- Generic questions. “How is your relationship with Jesus?” What I hear when you ask this is, “your relationship with Jesus must not be good because you struggling so much. If you were really going to God and allowing him to move in your life He would.”
- The statement “You don’t have to be sad or be in depression, it’s a choice, get off the roller coaster.” (Hello, this was/is the hardest season of my life. Why would anyone choose depression?)
- “This is what I did and it worked.” – What I hear is, “if you were as motivated as I was you could get passed all this.” I want to hear your story and how you got through, but please first empathize. Tell me about the bad days, tell me how painful and hard it was. Don’t jump so quickly to how you go out of it, it belittles the pain I’m in and the battle I’m fighting. I want to hear truth and about your journey, but I need it from a place of caring and understanding.
- “Your emotions follow your thinking.” I largely agree with this, but it’s a long slow slow process. Don’t assume because I’m still struggling with depression that my mind is full of sin and lies.
- Lecturing me and reprimanding me when I’m in a bad emotional place. During depression, like all times in life, I’m going to make mistakes, I’m going to cope in the wrong ways. Don’t lecture me about my bad decisions during my bad days. During depression I had/have good days, save the lectures for those days or figure out how to encourage me to make good choices without the lecture. I still need truth on bad days, but the kinds of truth I need right now is the reminder that God loves me and you love me and believe in me.
- If you’re going to be there for me then be there for me. Don’t act like you are and then not answer my calls and texts. It’s ok if you can’t be there for me, not everyone can be. But I need people I know I can go to during dark times and they are going to respond. I need safe people. If you don’t have the time or energy don’t pretend to.
A few extra thoughts
Validations empowers. Validation gives me the ability to trust myself and believe I can make good decisions. Validation is necessary to help me stand up straight and begin to try and walk again. Maybe I need to be pruned a little too, but first offer some validation.
Shame does that exact opposite. Shame is fear based and it will only weaken me further.
Look out for the “struggling but” statements. “I’m struggling or life is hard, BUT God is good.” “I’m not doing the best, BUT God’s got me.” These statements are how we cut the tension. It’s a social politeness when talking to people to cut the tension. If we were to really tell you how we are, we know it would feel like a weight or burden, so we typically cut that tension with humor or with but statements (filled with Christianese if you’re a Christian). If you want to really know how we are give us eye contact and caring and insightful questions. Better yet, offer yourself and your time so we can really share our hearts.

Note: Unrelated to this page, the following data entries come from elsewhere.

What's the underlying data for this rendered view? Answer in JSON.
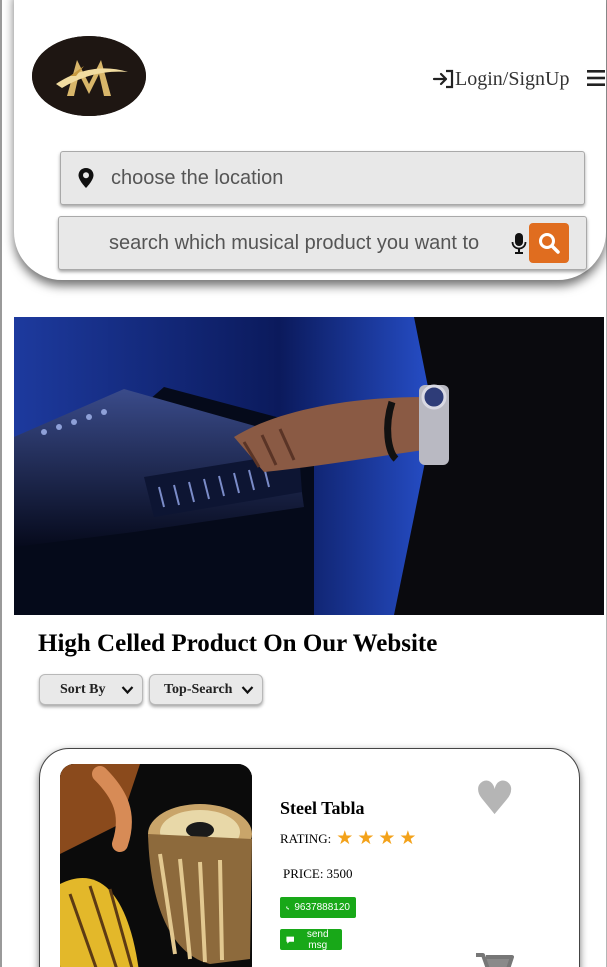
{
  "header": {
    "logo_letter": "M",
    "login_label": "Login/SignUp",
    "login_icon": "sign-in-icon",
    "menu_icon": "hamburger-menu-icon"
  },
  "search": {
    "location_placeholder": "choose the location",
    "location_icon": "map-pin-icon",
    "product_placeholder": "search which musical product you want to",
    "mic_icon": "microphone-icon",
    "search_icon": "search-icon",
    "accent_color": "#e06d1f"
  },
  "hero": {
    "image_description": "hands playing a keyboard synthesizer under blue light"
  },
  "section": {
    "title": "High Celled Product On Our Website",
    "sort_label": "Sort By",
    "filter_label": "Top-Search"
  },
  "product": {
    "name": "Steel Tabla",
    "rating_label": "RATING:",
    "rating_stars": 4,
    "price_label": "PRICE:",
    "price_value": "3500",
    "phone": "9637888120",
    "message_label": "send msg",
    "status_color": "#18a818",
    "star_color": "#f3a21a"
  }
}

If I really trust you you’re going to get the full brunt of my down days. You’re going to get all the negativity without any glimmer of optimism because that’s how I really feel most days. You’re going to hear my exaggerated sentiments about my life and relationships as I express my pain and hurt. The friends who have really helped me have left me vent and told me it didn’t faze them and reinforced after that they love me.

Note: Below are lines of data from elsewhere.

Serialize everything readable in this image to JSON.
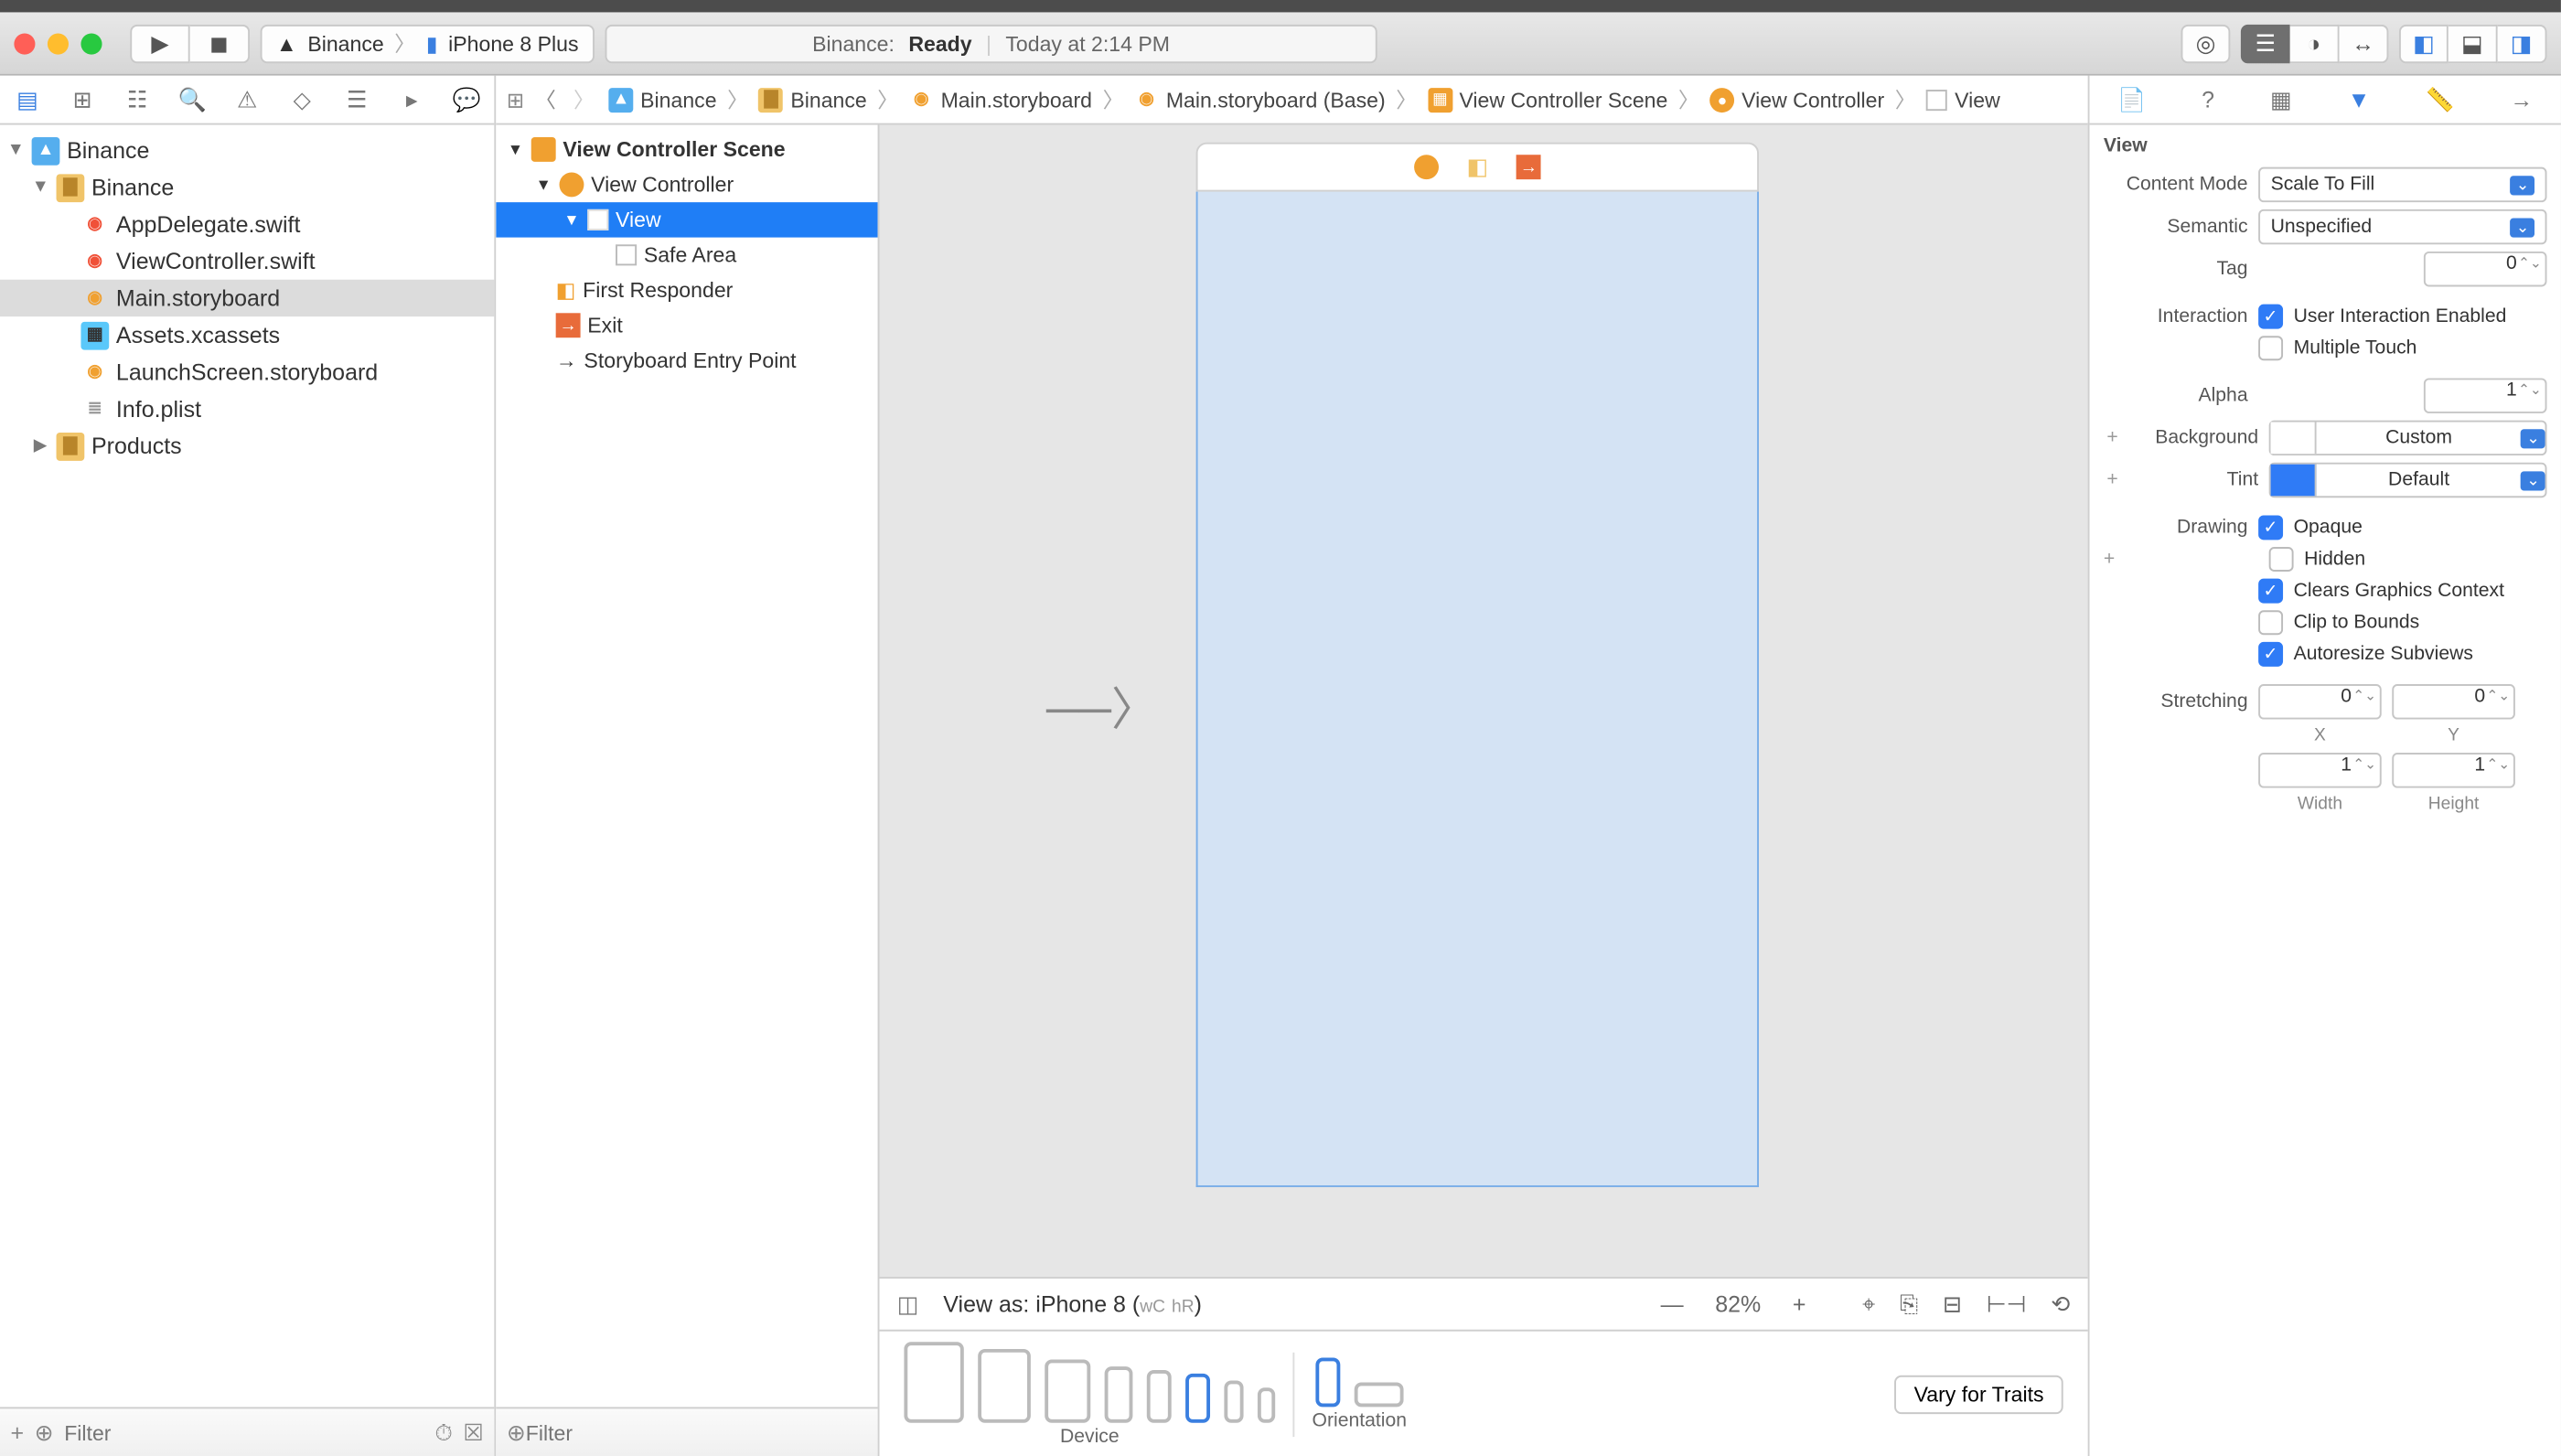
{
  "toolbar": {
    "scheme_app": "Binance",
    "scheme_device": "iPhone 8 Plus",
    "status_project": "Binance:",
    "status_state": "Ready",
    "status_time": "Today at 2:14 PM"
  },
  "navigator": {
    "project": "Binance",
    "group": "Binance",
    "files": [
      {
        "name": "AppDelegate.swift",
        "kind": "swift"
      },
      {
        "name": "ViewController.swift",
        "kind": "swift"
      },
      {
        "name": "Main.storyboard",
        "kind": "sb",
        "selected": true
      },
      {
        "name": "Assets.xcassets",
        "kind": "assets"
      },
      {
        "name": "LaunchScreen.storyboard",
        "kind": "sb"
      },
      {
        "name": "Info.plist",
        "kind": "plist"
      }
    ],
    "products": "Products",
    "filter_placeholder": "Filter"
  },
  "jumpbar": [
    "Binance",
    "Binance",
    "Main.storyboard",
    "Main.storyboard (Base)",
    "View Controller Scene",
    "View Controller",
    "View"
  ],
  "outline": {
    "scene": "View Controller Scene",
    "items": [
      {
        "label": "View Controller",
        "indent": 1,
        "kind": "vc"
      },
      {
        "label": "View",
        "indent": 2,
        "kind": "view",
        "selected": true
      },
      {
        "label": "Safe Area",
        "indent": 3,
        "kind": "safe"
      },
      {
        "label": "First Responder",
        "indent": 1,
        "kind": "fr"
      },
      {
        "label": "Exit",
        "indent": 1,
        "kind": "exit"
      },
      {
        "label": "Storyboard Entry Point",
        "indent": 1,
        "kind": "entry"
      }
    ],
    "filter_placeholder": "Filter"
  },
  "canvas": {
    "view_as": "View as: iPhone 8 (",
    "view_as_wc": "wC",
    "view_as_hr": "hR",
    "view_as_close": ")",
    "zoom": "82%",
    "device_label": "Device",
    "orientation_label": "Orientation",
    "vary_traits": "Vary for Traits"
  },
  "inspector": {
    "header": "View",
    "content_mode_label": "Content Mode",
    "content_mode": "Scale To Fill",
    "semantic_label": "Semantic",
    "semantic": "Unspecified",
    "tag_label": "Tag",
    "tag": "0",
    "interaction_label": "Interaction",
    "user_interaction": "User Interaction Enabled",
    "multiple_touch": "Multiple Touch",
    "alpha_label": "Alpha",
    "alpha": "1",
    "background_label": "Background",
    "background": "Custom",
    "tint_label": "Tint",
    "tint": "Default",
    "drawing_label": "Drawing",
    "opaque": "Opaque",
    "hidden": "Hidden",
    "clears": "Clears Graphics Context",
    "clip": "Clip to Bounds",
    "autoresize": "Autoresize Subviews",
    "stretching_label": "Stretching",
    "stretch_x": "0",
    "stretch_y": "0",
    "stretch_x_cap": "X",
    "stretch_y_cap": "Y",
    "stretch_w": "1",
    "stretch_h": "1",
    "stretch_w_cap": "Width",
    "stretch_h_cap": "Height"
  }
}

If I offer to show someone my true pain and I’m immediately hit with advice (meant to forge optimism in me) I will shut down and trust is lost.
Sometimes it seems ungodly to not offer optimism when we share our pain and battle with depression. It may seem like we’ve lost our hope in God when we verbalize our struggle without stating we “see God” or “we know he will get us through.” But it absolutely doesn’t mean that when we state our pain without stating anything about God that we don’t hope in him. In fact we probably hope in his strong arm to save more than we ever have. Yes, we may not be completely confident he will pull us through, but still it is our hope. And even if we are 100% confident he will pull us through we also know that is not likely to happen immediately. We know that we still have a long road ahead of us, will you join us on that road? Will you walk with us a bit? Or simply point to the road marker and show us on the map where to go, wish us luck without offering any part of your time and resources?